Bill4Time is proud to be part of the Kennedy & Mighell Report by Legal Talk Network. Here’s a little commentary to give you some insight into one of their podcasts.
The legal technology duo is at it again! In this podcast, they respond to the reality of how most lawyers are still not using computers for note-taking. The legal pad is still prominent in the court houses and conferences. Maybe touch screen technology is a good contender.
In Defense of the Computer
The greatest benefit to using a computer when taking notes is the fact that your notes are already digitalized. And this opens a flood of benefits:
- You don’t have to go back and retype your notes.
- You can quickly copy and paste little tidbits of the conference and Tweet them.
- You can quickly extract the most important parts of your notes.
- You have all your information condensed in a single place.
- You can transfer your notes quickly to a spreadsheet, a flash drive, email, etc.
- And if you’re tracking your time, you have it right there on your screen!
iPhone, Windows 7 and the Legal Technology World
Remember those computer notepads? You used a stylus to write things on the screen? Well, it didn’t fly so well with lawyers. Some embraced it but the problem was the format. Since many weren’t using it, it was a hassle to convert the documents all the time.
In the podcast, Kennedy and Mighell made a good point how the iTouch and the iPhone have made it a lot easier – and a lot more fun – to embrace new technology. The number of fun apps and practical apps are tremendous. It’s super easy to use and there’s this “social seal of approval” of the product.
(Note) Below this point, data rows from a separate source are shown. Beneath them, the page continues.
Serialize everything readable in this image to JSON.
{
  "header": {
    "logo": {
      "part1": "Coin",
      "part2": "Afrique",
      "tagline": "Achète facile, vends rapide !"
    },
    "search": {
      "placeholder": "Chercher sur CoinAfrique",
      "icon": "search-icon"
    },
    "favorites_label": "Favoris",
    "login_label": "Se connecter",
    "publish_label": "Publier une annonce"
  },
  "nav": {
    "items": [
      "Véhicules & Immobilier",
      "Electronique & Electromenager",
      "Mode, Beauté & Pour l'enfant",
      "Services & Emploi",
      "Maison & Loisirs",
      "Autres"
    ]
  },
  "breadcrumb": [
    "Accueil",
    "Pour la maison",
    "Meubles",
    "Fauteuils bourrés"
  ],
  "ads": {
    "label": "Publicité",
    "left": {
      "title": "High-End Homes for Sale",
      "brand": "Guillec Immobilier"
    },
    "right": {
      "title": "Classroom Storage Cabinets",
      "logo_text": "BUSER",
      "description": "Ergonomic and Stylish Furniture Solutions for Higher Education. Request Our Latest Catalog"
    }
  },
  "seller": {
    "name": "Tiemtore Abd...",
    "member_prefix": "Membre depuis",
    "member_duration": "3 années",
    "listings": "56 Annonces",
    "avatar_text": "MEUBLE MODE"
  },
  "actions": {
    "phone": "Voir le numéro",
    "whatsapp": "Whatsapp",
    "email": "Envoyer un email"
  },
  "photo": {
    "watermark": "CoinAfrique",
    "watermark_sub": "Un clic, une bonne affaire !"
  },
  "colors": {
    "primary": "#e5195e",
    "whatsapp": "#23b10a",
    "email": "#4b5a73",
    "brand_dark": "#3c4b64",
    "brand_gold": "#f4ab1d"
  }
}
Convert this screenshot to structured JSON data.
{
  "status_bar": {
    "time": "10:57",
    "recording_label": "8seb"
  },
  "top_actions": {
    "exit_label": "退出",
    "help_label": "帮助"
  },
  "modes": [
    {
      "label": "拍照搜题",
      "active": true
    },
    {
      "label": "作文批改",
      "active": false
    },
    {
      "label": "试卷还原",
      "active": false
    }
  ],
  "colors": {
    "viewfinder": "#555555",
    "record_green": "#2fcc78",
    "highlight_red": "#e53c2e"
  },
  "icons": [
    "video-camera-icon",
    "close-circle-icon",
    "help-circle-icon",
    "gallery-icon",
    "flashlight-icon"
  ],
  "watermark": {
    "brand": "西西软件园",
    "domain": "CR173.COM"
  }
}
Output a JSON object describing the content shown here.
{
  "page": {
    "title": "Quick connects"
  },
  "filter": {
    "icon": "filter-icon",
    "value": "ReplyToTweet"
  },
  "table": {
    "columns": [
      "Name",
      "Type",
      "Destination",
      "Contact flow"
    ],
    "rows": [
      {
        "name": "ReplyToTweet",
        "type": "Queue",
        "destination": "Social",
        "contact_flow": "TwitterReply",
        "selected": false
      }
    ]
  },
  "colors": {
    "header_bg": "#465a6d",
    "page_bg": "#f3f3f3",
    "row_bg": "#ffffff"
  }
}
With the mass use of it, chances are, the computer experts already went through the main bugs ahead of time. For a few months now, there has been much dialog over the rumored iPad: an Apple notepad that doesn’t require a stylus. It’s just one step further towards the touch-screen movement.
And now we have Windows 7 with touch screen capabilities.
Replacing the legal pad and embracing the kind of legal technology is almost already done:
- We are used to carrying an electronic device wherever we go.
- We are used to typing information about events in real time as we text.
- Many of us are used to touch-screen technology with ATM machines, smart phones and PDA’s.
I can’t say for certain how fast touch-screen technology will be in every courtroom, but I can definitely say that this movement just might reduce the number of tendinitis cases! But seriously, it will increase efficiency in the transmission of information in the legal world.